The media’s impact

Melissa Lothrop

Mabelle Reynoso


How the information media has social responsibility

I feel they are responsible for informing and reporting on stories that the public needs to

know. Just to name a few, reports such as danger, crime, politics, government decisions,

economics, laws, taxes, warnings, and weather. It is their responsibility to accurately and

truthfully report information and news coverage so that the public is knowledgeable of

what is happening, and not left deceived or clueless in the dark.

When false or inaccurate information is reported, it could lead to tons of unnecessary

issues, and possibly even a crisis.

For example, in November 2011, the NHTSA (National Highway Traffic Safety

Administration) stated that the Chevy Volt’s lithium battery has a random tendency to

immediately explode into fire, causing death and serious injury. This resulted in GM
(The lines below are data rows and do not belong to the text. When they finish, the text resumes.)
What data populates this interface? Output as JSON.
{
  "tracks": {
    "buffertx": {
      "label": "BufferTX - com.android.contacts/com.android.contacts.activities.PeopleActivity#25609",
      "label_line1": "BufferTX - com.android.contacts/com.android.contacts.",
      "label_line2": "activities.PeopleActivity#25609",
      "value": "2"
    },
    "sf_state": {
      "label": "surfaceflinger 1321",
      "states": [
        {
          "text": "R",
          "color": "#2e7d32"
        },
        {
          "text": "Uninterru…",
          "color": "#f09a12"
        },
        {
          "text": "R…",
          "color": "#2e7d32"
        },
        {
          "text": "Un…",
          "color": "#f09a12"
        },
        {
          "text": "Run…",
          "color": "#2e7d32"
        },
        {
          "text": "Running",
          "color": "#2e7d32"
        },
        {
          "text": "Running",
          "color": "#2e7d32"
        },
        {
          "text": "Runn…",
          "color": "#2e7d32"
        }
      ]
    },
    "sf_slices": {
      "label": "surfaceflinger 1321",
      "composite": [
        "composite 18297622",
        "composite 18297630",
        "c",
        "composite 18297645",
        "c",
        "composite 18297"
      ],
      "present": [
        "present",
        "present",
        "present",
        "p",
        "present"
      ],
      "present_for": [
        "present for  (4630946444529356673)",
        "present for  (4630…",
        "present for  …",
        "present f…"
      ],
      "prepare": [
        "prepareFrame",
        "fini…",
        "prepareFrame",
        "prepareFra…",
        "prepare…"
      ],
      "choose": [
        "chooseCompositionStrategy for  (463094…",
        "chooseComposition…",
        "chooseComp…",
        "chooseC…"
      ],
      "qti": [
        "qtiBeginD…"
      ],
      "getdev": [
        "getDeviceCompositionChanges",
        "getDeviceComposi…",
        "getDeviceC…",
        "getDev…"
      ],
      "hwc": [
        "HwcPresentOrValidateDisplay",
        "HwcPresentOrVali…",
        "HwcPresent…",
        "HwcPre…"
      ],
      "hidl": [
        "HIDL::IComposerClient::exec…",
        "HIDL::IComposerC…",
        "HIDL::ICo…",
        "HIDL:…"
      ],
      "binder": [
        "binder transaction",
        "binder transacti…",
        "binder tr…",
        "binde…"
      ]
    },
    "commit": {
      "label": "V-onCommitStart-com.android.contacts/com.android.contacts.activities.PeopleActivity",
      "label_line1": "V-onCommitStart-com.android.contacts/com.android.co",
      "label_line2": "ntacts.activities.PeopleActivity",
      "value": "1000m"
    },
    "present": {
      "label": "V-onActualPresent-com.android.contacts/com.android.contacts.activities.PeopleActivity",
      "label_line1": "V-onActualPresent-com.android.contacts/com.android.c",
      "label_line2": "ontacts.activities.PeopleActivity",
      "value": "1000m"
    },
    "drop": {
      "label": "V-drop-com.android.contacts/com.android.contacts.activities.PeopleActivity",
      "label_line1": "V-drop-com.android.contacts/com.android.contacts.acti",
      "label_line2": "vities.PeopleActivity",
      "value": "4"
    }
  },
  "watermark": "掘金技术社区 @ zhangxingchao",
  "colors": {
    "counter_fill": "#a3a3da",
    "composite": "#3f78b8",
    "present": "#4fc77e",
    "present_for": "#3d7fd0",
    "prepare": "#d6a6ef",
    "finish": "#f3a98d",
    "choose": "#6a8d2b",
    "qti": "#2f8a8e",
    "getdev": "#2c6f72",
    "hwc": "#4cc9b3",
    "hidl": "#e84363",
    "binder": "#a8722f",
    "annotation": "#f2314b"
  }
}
taking in sales and offering to buy back the Volts from worried customers. Two months

later, a complete investigation revealed that if you crashed the Volt at just the right spot,

and then flipped it at just the right speed, the battery would indeed catch fire, but that

there was plenty of time for passengers to exit the vehicle. It was proven then that the

fire only occurred because the NHTSA didn’t follow GM’s recommended handling

procedure for post-crash Chevy Volts, along with proving that the Volt was just as safe

as any other fuel-efficient full-size car.

Situations like this are why I feel information media is not only responsible for what they

inform us and report about, but also for how they inform us and report about. If

information is personal opinion or rumor based, they need to clearly state that. However,

it is also our responsibility to do our own research and to only rely on information from a

credible source....